By recirculating vintage clothes, it was estimated that 1.92 tonnes CO2-eq was prevented by diverting clothes from landfill.
Additionally, by outsourcing garments for cleaning services where no tumble dryers are used, Missfit Creations is reducing approximately 1.07 tonnes CO2-eq.
Therefore, the combined total emissions saved is 2.99 tonnes CO2-eq (with a potential of saving further 2.77 tonnes CO2-eq through the sales of their current collection), the equivalent to at least three-semi-detached houses in the UK4.
This saving is significantly higher than the company’s estimated generated emissions (due to home-based work), therefore the overall balance of the reported activities is positive.
The EBRI team also recommended by changing energy suppliers, to a greener renewable energy mix, Missfit Creations could save 40.31 kg CO2-eq/year when using electric appliances. And to further reduce greenhouse gas emissions, EBRI advised the business to increase the use of online platforms, provide low impact packaging and use public transport for local deliveries.
Finally, adopting a take-back clothing scheme incentivised by vouchers or affiliation cards was suggested to encourage customers to participate in the circular economy.
“EBRI are truly experts in their field. They helped me
understand exactly what my business is doing to help
reduce textile waste, which has really helped add value
to the business.”
Founder, Missfit Creations
Due to the nature of upcycling clothes, it can be difficult to calculate specific emissions at each point in the garment’s lifecycle, therefore EBRI’s report focuses on the nature of the textile used, cleaning and drying processes, and recommendations on processes taken by the business and how emissions can be further reduced by adopting new practices.
EBRI’s research highlights every action taken towards the production and recirculation of clothing has an environmental impact. Raising awareness and promoting secondhand clothes over fast-fashion, will ensure the reduction of the textile industries carbon footprint.
Missfit Creations are keen to adopt the recommendations suggested in the report, particularly introducing a take-back scheme, along with reducing the use of electrical appliances in the business (e.g. ironing).

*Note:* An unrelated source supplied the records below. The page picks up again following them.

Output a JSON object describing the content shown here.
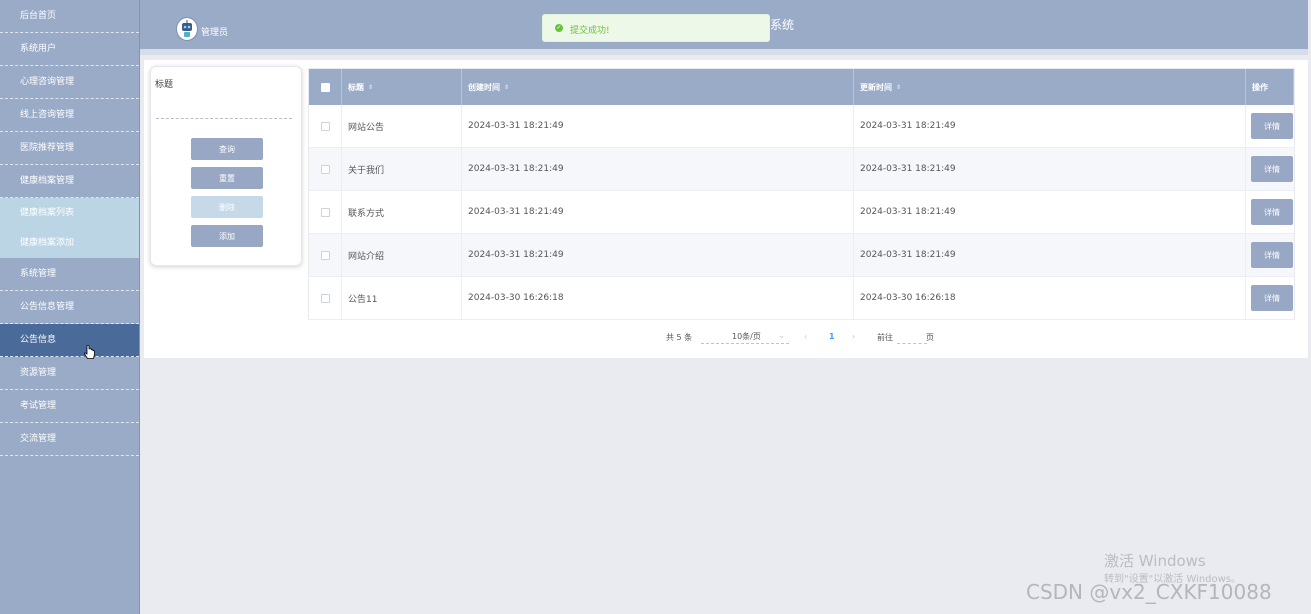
{
  "sidebar": {
    "items": [
      {
        "label": "后台首页"
      },
      {
        "label": "系统用户"
      },
      {
        "label": "心理咨询管理"
      },
      {
        "label": "线上咨询管理"
      },
      {
        "label": "医院推荐管理"
      },
      {
        "label": "健康档案管理"
      }
    ],
    "subitems": [
      {
        "label": "健康档案列表"
      },
      {
        "label": "健康档案添加"
      }
    ],
    "items_after": [
      {
        "label": "系统管理"
      },
      {
        "label": "公告信息管理"
      },
      {
        "label": "公告信息"
      },
      {
        "label": "资源管理"
      },
      {
        "label": "考试管理"
      },
      {
        "label": "交流管理"
      }
    ]
  },
  "header": {
    "admin_label": "管理员",
    "title_visible": "系统"
  },
  "toast": {
    "message": "提交成功!",
    "icon": "check-circle-icon",
    "color": "#67c23a"
  },
  "search": {
    "label": "标题",
    "value": "",
    "buttons": {
      "query": "查询",
      "reset": "重置",
      "delete": "删除",
      "add": "添加"
    }
  },
  "table": {
    "headers": {
      "title": "标题",
      "created": "创建时间",
      "updated": "更新时间",
      "actions": "操作"
    },
    "rows": [
      {
        "title": "网站公告",
        "created": "2024-03-31 18:21:49",
        "updated": "2024-03-31 18:21:49",
        "action": "详情"
      },
      {
        "title": "关于我们",
        "created": "2024-03-31 18:21:49",
        "updated": "2024-03-31 18:21:49",
        "action": "详情"
      },
      {
        "title": "联系方式",
        "created": "2024-03-31 18:21:49",
        "updated": "2024-03-31 18:21:49",
        "action": "详情"
      },
      {
        "title": "网站介绍",
        "created": "2024-03-31 18:21:49",
        "updated": "2024-03-31 18:21:49",
        "action": "详情"
      },
      {
        "title": "公告11",
        "created": "2024-03-30 16:26:18",
        "updated": "2024-03-30 16:26:18",
        "action": "详情"
      }
    ]
  },
  "pagination": {
    "total": "共 5 条",
    "page_size": "10条/页",
    "prev": "‹",
    "current": "1",
    "next": "›",
    "goto": "前往",
    "page": "页"
  },
  "watermark": {
    "win_title": "激活 Windows",
    "win_sub": "转到\"设置\"以激活 Windows。",
    "csdn": "CSDN @vx2_CXKF10088"
  },
  "colors": {
    "sidebar_bg": "#9aabc7",
    "active_item": "#4a6b9a",
    "sub_bg": "#bcd5e4",
    "button": "#98a8c4",
    "page_active": "#409eff"
  }
}
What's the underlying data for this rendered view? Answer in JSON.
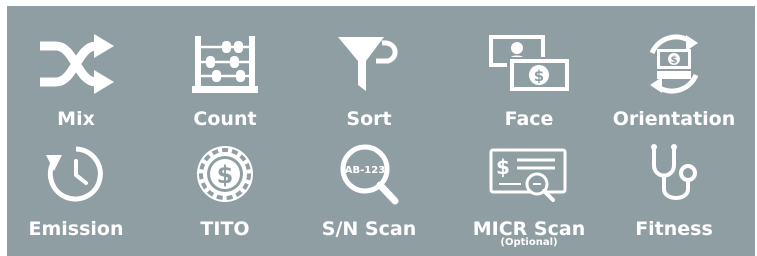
{
  "colors": {
    "panel_bg": "#8e9ea3",
    "icon": "#ffffff",
    "text": "#ffffff"
  },
  "features": [
    {
      "id": "mix",
      "label": "Mix",
      "icon": "shuffle-icon"
    },
    {
      "id": "count",
      "label": "Count",
      "icon": "abacus-icon"
    },
    {
      "id": "sort",
      "label": "Sort",
      "icon": "funnel-icon"
    },
    {
      "id": "face",
      "label": "Face",
      "icon": "banknote-face-icon"
    },
    {
      "id": "orientation",
      "label": "Orientation",
      "icon": "banknote-rotate-icon"
    },
    {
      "id": "emission",
      "label": "Emission",
      "icon": "clock-rotate-icon"
    },
    {
      "id": "tito",
      "label": "TITO",
      "icon": "dollar-chip-icon"
    },
    {
      "id": "sn-scan",
      "label": "S/N Scan",
      "icon": "magnifier-serial-icon",
      "magnifier_text": "AB-123"
    },
    {
      "id": "micr-scan",
      "label": "MICR Scan",
      "sublabel": "(Optional)",
      "icon": "cheque-magnifier-icon"
    },
    {
      "id": "fitness",
      "label": "Fitness",
      "icon": "stethoscope-icon"
    }
  ]
}
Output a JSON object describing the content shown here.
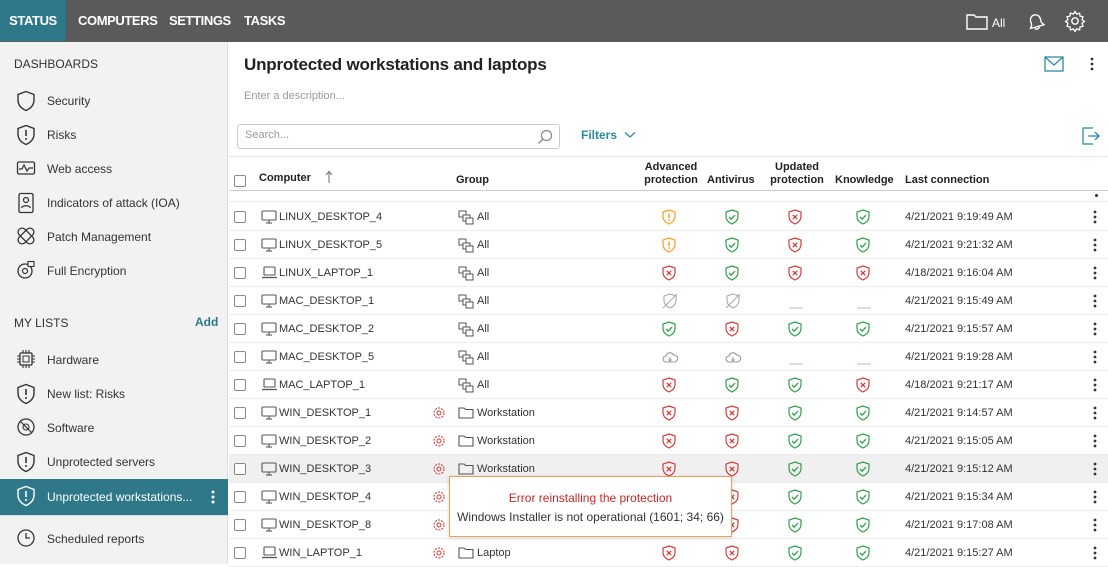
{
  "nav": {
    "tabs": [
      "STATUS",
      "COMPUTERS",
      "SETTINGS",
      "TASKS"
    ],
    "folder_label": "All"
  },
  "sidebar": {
    "dashboards_heading": "DASHBOARDS",
    "dashboards": [
      "Security",
      "Risks",
      "Web access",
      "Indicators of attack (IOA)",
      "Patch Management",
      "Full Encryption"
    ],
    "my_lists_heading": "MY LISTS",
    "add_label": "Add",
    "lists": [
      "Hardware",
      "New list: Risks",
      "Software",
      "Unprotected servers",
      "Unprotected workstations...",
      "Scheduled reports"
    ]
  },
  "main": {
    "title": "Unprotected workstations and laptops",
    "description_placeholder": "Enter a description...",
    "search_placeholder": "Search...",
    "filters_label": "Filters",
    "columns": {
      "computer": "Computer",
      "group": "Group",
      "advanced_line1": "Advanced",
      "advanced_line2": "protection",
      "antivirus": "Antivirus",
      "updated_line1": "Updated",
      "updated_line2": "protection",
      "knowledge": "Knowledge",
      "last_connection": "Last connection"
    },
    "rows": [
      {
        "computer": "LINUX_DESKTOP_4",
        "type": "desktop",
        "group": "All",
        "warn": false,
        "adv": "warn",
        "av": "ok",
        "upd": "err",
        "kn": "ok",
        "last": "4/21/2021 9:19:49 AM"
      },
      {
        "computer": "LINUX_DESKTOP_5",
        "type": "desktop",
        "group": "All",
        "warn": false,
        "adv": "warn",
        "av": "ok",
        "upd": "err",
        "kn": "ok",
        "last": "4/21/2021 9:21:32 AM"
      },
      {
        "computer": "LINUX_LAPTOP_1",
        "type": "laptop",
        "group": "All",
        "warn": false,
        "adv": "err",
        "av": "ok",
        "upd": "err",
        "kn": "err",
        "last": "4/18/2021 9:16:04 AM"
      },
      {
        "computer": "MAC_DESKTOP_1",
        "type": "desktop",
        "group": "All",
        "warn": false,
        "adv": "na",
        "av": "na",
        "upd": "dash",
        "kn": "dash",
        "last": "4/21/2021 9:15:49 AM"
      },
      {
        "computer": "MAC_DESKTOP_2",
        "type": "desktop",
        "group": "All",
        "warn": false,
        "adv": "ok",
        "av": "err",
        "upd": "ok",
        "kn": "ok",
        "last": "4/21/2021 9:15:57 AM"
      },
      {
        "computer": "MAC_DESKTOP_5",
        "type": "desktop",
        "group": "All",
        "warn": false,
        "adv": "cloud",
        "av": "cloud",
        "upd": "dash",
        "kn": "dash",
        "last": "4/21/2021 9:19:28 AM"
      },
      {
        "computer": "MAC_LAPTOP_1",
        "type": "laptop",
        "group": "All",
        "warn": false,
        "adv": "err",
        "av": "ok",
        "upd": "ok",
        "kn": "err",
        "last": "4/18/2021 9:21:17 AM"
      },
      {
        "computer": "WIN_DESKTOP_1",
        "type": "desktop",
        "group": "Workstation",
        "warn": true,
        "adv": "err",
        "av": "err",
        "upd": "ok",
        "kn": "ok",
        "last": "4/21/2021 9:14:57 AM"
      },
      {
        "computer": "WIN_DESKTOP_2",
        "type": "desktop",
        "group": "Workstation",
        "warn": true,
        "adv": "err",
        "av": "err",
        "upd": "ok",
        "kn": "ok",
        "last": "4/21/2021 9:15:05 AM"
      },
      {
        "computer": "WIN_DESKTOP_3",
        "type": "desktop",
        "group": "Workstation",
        "warn": true,
        "adv": "err",
        "av": "err",
        "upd": "ok",
        "kn": "ok",
        "last": "4/21/2021 9:15:12 AM"
      },
      {
        "computer": "WIN_DESKTOP_4",
        "type": "desktop",
        "group": "Workstation",
        "warn": true,
        "adv": "err",
        "av": "err",
        "upd": "ok",
        "kn": "ok",
        "last": "4/21/2021 9:15:34 AM"
      },
      {
        "computer": "WIN_DESKTOP_8",
        "type": "desktop",
        "group": "Workstation",
        "warn": true,
        "adv": "err",
        "av": "err",
        "upd": "ok",
        "kn": "ok",
        "last": "4/21/2021 9:17:08 AM"
      },
      {
        "computer": "WIN_LAPTOP_1",
        "type": "laptop",
        "group": "Laptop",
        "warn": true,
        "adv": "err",
        "av": "err",
        "upd": "ok",
        "kn": "ok",
        "last": "4/21/2021 9:15:27 AM"
      }
    ],
    "tooltip": {
      "title": "Error reinstalling the protection",
      "message": "Windows Installer is not operational (1601; 34; 66)"
    }
  },
  "colors": {
    "accent": "#2e7889",
    "ok": "#2e9e4a",
    "error": "#d23c3c",
    "warning": "#f0a020",
    "topbar": "#5a5a5a"
  }
}
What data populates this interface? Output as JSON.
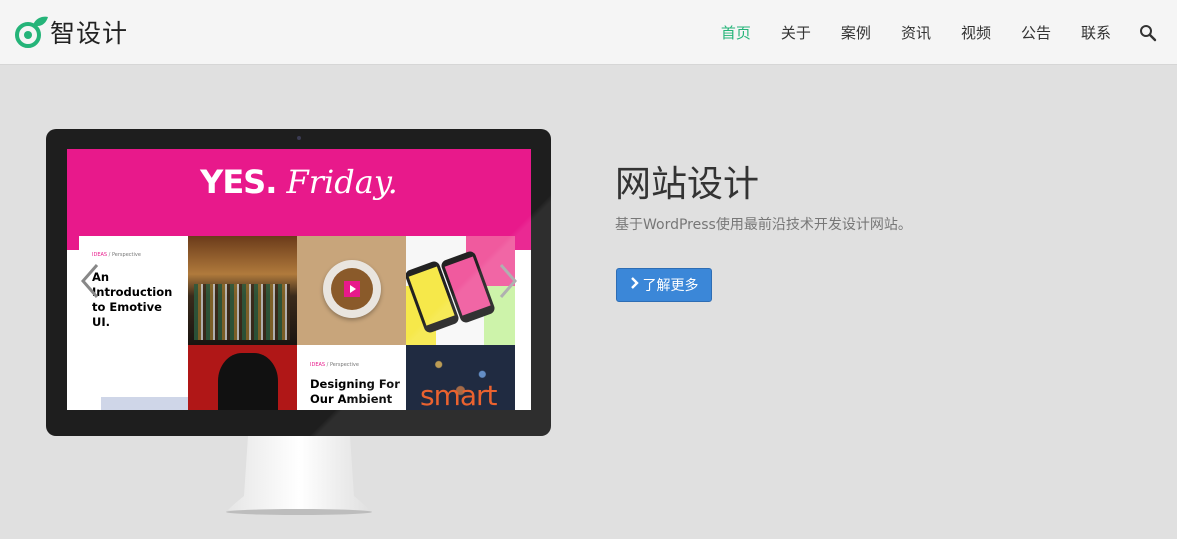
{
  "brand": {
    "name": "智设计",
    "accent": "#25b479"
  },
  "nav": {
    "items": [
      {
        "label": "首页",
        "active": true
      },
      {
        "label": "关于",
        "active": false
      },
      {
        "label": "案例",
        "active": false
      },
      {
        "label": "资讯",
        "active": false
      },
      {
        "label": "视频",
        "active": false
      },
      {
        "label": "公告",
        "active": false
      },
      {
        "label": "联系",
        "active": false
      }
    ],
    "search_icon": "search-icon"
  },
  "hero": {
    "title": "网站设计",
    "subtitle": "基于WordPress使用最前沿技术开发设计网站。",
    "button_label": "了解更多",
    "button_icon": "chevron-right-icon",
    "button_color": "#3b87d8"
  },
  "mockup": {
    "banner_yes": "YES.",
    "banner_friday": "Friday.",
    "banner_color": "#e8198b",
    "card1": {
      "tag_cat": "IDEAS",
      "tag_rest": " / Perspective",
      "title": "An Introduction to Emotive UI."
    },
    "card2": {
      "tag_cat": "IDEAS",
      "tag_rest": " / Perspective",
      "title": "Designing For Our Ambient"
    },
    "smart_text": "smart"
  }
}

EBRI’s tailored report has enabled Missfit Creations to quantify its carbon saving practices. Debbie is keen to share its sustainability achievements, and a future ambition is to add a label to the garments to share the knowledge, promote the benefits of keeping clothing in circulation, and educate customers on the potential carbon emissions saved from purchasing upcycled clothing. This will act as a selling point, and will add value to the business.
“The team at EBRI have truly been fantastic to work with,
and I’m very keen to maintain a working relationship with
them. Working with EBRI has given me confidence about
what I was doing.”
Founder, Missfit Creations
 P. Reilly, “Trends to Expect from the Textiles Industry in 2022,” Clear currency, 2022.
 Environmental Resources Management, “Streamlined Life Cycle Assessment of Two Marks & Spencer plc Apparel Products”, 2002.
 WRAP. “Retailer clothing take-back guide”, 2021.
 EMSmastery, “What Is 1 Ton of Carbon Dioxide And How It Relates To Daily Life?”, 2022.